Felt, once the FBI's No. 2 man, and Miller, who had been chief of the domestic intelligence division, were found guilty after an eight-week trial.
The prosecutors contended that the surreptitious searches were illegal -- and that Felt and Miller knew they were illegal -- because they were carried out without warrants and were directed at innocent citizens.
Chief U.S. District Court Judge William B. Bryant had instructed the jurors that they could acquit Felt and Miller if the jurors felt the two men "reasonably and in good faith" believed the FBI still had specific authority from the president or the attorney general to conduct surreptitious entries.
At the White House yesterday, acting press secretary Larry Speaks caused a stir when he declared under persistent questioning that Reagan granted the pardons because he felt the jury had been wrong.
Speakes said the president "clearly felt . . . that the decision of the jury and the decision of the court was not correct."
Speakes did not spell out the extent to which Reagan might have studied the trial record, but he said White House counselor Fred Fielding and presidential counselor Edwin Meese III "studied the excerpts from the record extensively."
Prosecutor Nields pointed out that those excerpts had been ones supplied by defense lawyers and were undoubtedly selective.
"They never talked to anybody from the prosecution side," he said of the White House. "Which is completely contrary to normal procedure for pardons." In normal cases, he said, "the prosecution and the judge are invariably consulted."
High administration officials were displeased with other aspects of Speakes' remarks. The acting press secretary amended them later to say he had been mistaken in describing the president's actions as a comment on the jury or on the conviction.
"The president was not passing judgment on the rightness or wrongness of a jury," Speakes told a reporter. "He was simply making a personal decision that an act of clemency was the proper action."
The action was receiving other interpretations outside the White House. In San Francisco, 34-year-old attorney Fran Schreiberg said she felt "betrayed by the government."
While still a law student at New York University eight years ago, Schreiberg was living in an apartment that FBI agents broke into and searched twice.
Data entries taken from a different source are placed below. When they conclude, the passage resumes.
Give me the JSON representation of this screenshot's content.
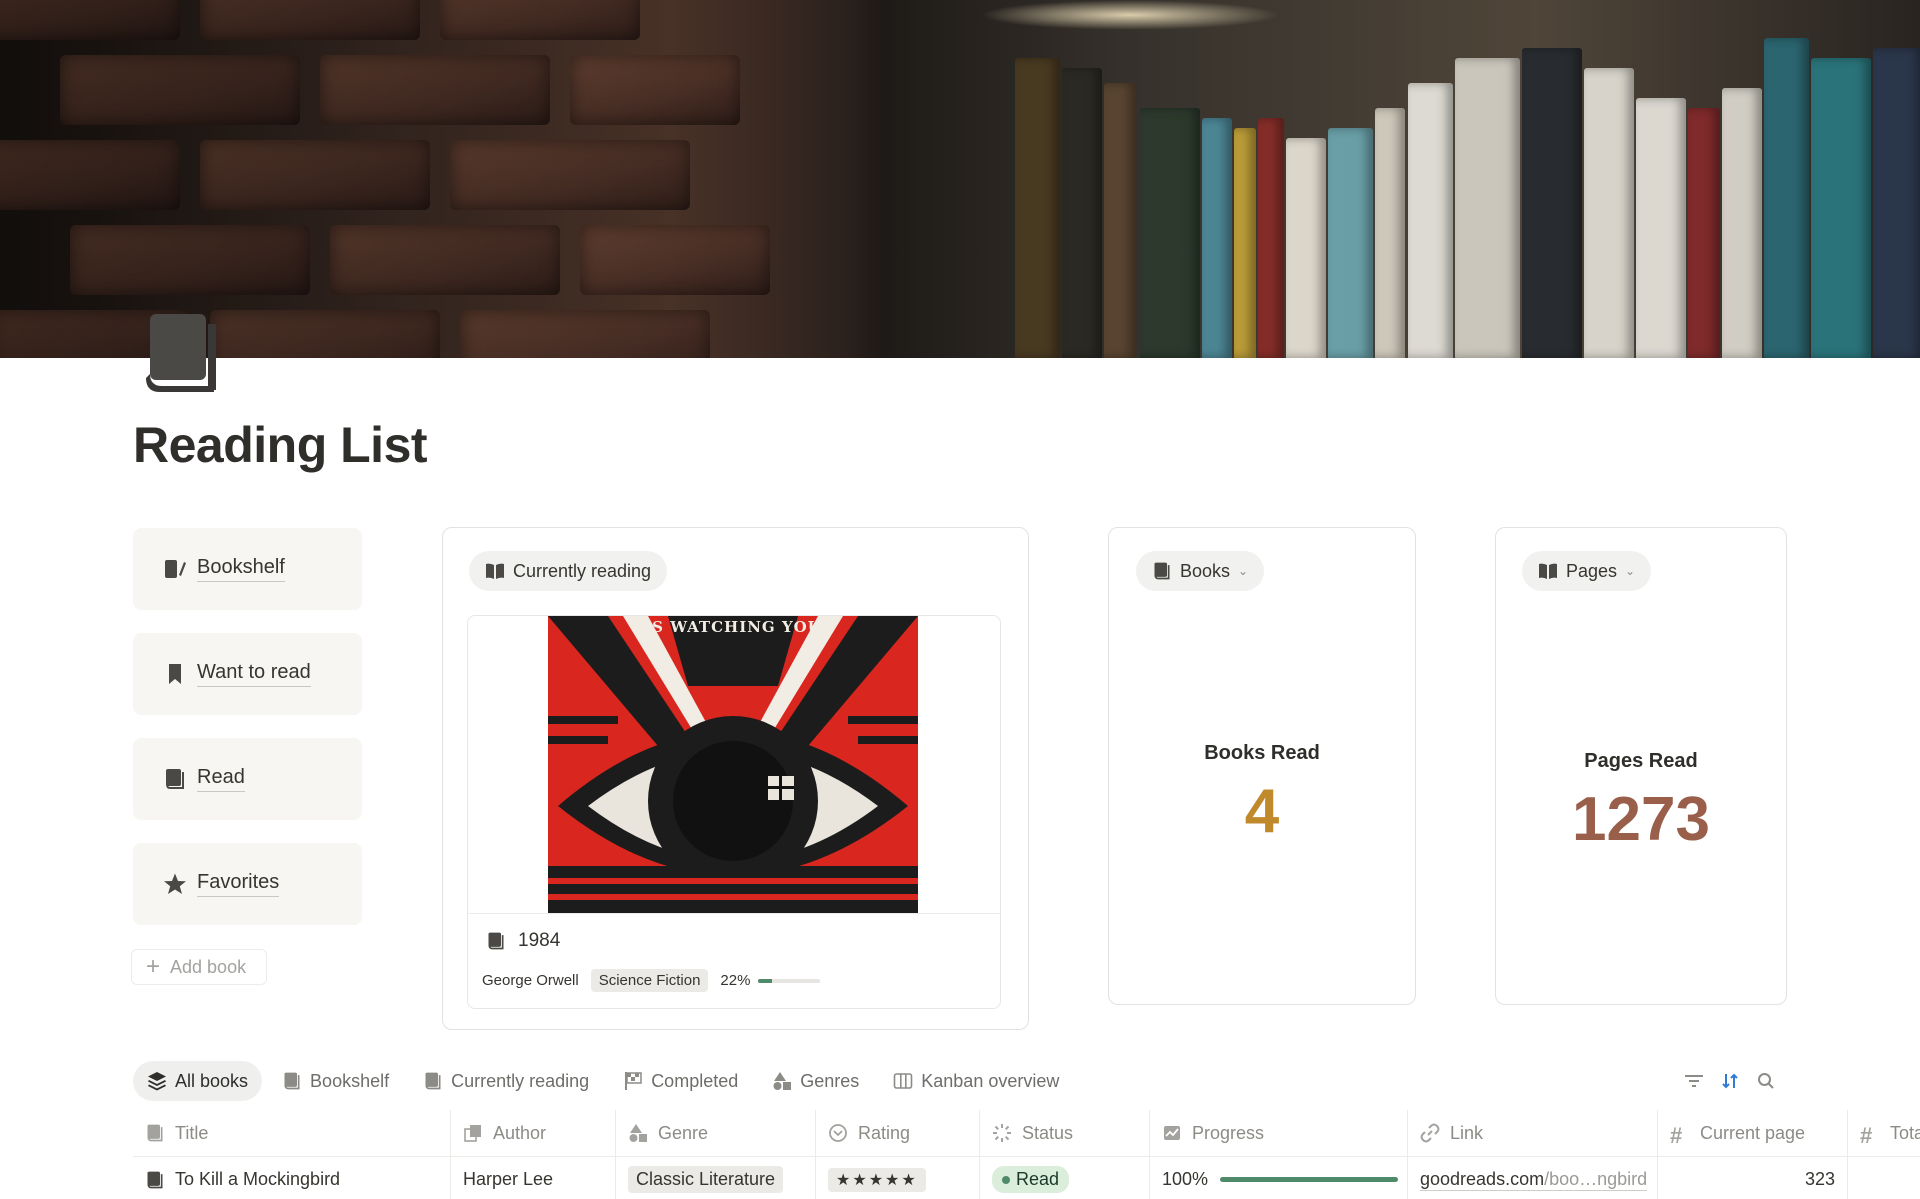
{
  "page": {
    "title": "Reading List"
  },
  "nav": {
    "items": [
      {
        "label": "Bookshelf",
        "icon": "book-pen-icon"
      },
      {
        "label": "Want to read",
        "icon": "bookmark-icon"
      },
      {
        "label": "Read",
        "icon": "book-icon"
      },
      {
        "label": "Favorites",
        "icon": "star-icon"
      }
    ],
    "add_label": "Add book"
  },
  "currently_reading": {
    "pill_label": "Currently reading",
    "cover_text": "IS WATCHING YOU",
    "book": {
      "title": "1984",
      "author": "George Orwell",
      "genre": "Science Fiction",
      "progress_label": "22%",
      "progress": 0.22
    }
  },
  "books_widget": {
    "pill_label": "Books",
    "stat_label": "Books Read",
    "value": "4",
    "value_color": "#c08a2c"
  },
  "pages_widget": {
    "pill_label": "Pages",
    "stat_label": "Pages Read",
    "value": "1273",
    "value_color": "#9a5f4b"
  },
  "tabs": [
    {
      "label": "All books",
      "active": true
    },
    {
      "label": "Bookshelf"
    },
    {
      "label": "Currently reading"
    },
    {
      "label": "Completed"
    },
    {
      "label": "Genres"
    },
    {
      "label": "Kanban overview"
    }
  ],
  "table": {
    "columns": [
      "Title",
      "Author",
      "Genre",
      "Rating",
      "Status",
      "Progress",
      "Link",
      "Current page",
      "Tota"
    ],
    "rows": [
      {
        "title": "To Kill a Mockingbird",
        "author": "Harper Lee",
        "genre": "Classic Literature",
        "rating": "★★★★★",
        "status": "Read",
        "progress_label": "100%",
        "progress": 1.0,
        "link_main": "goodreads.com",
        "link_rest": "/boo…ngbird",
        "current_page": "323"
      }
    ]
  },
  "colors": {
    "accent_green": "#4f8a6a",
    "status_bg": "#dbeddb",
    "nav_bg": "#f7f6f3"
  }
}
She said the government was interested in her files because she had helped in the criminal defense of numerous Weather Underground members.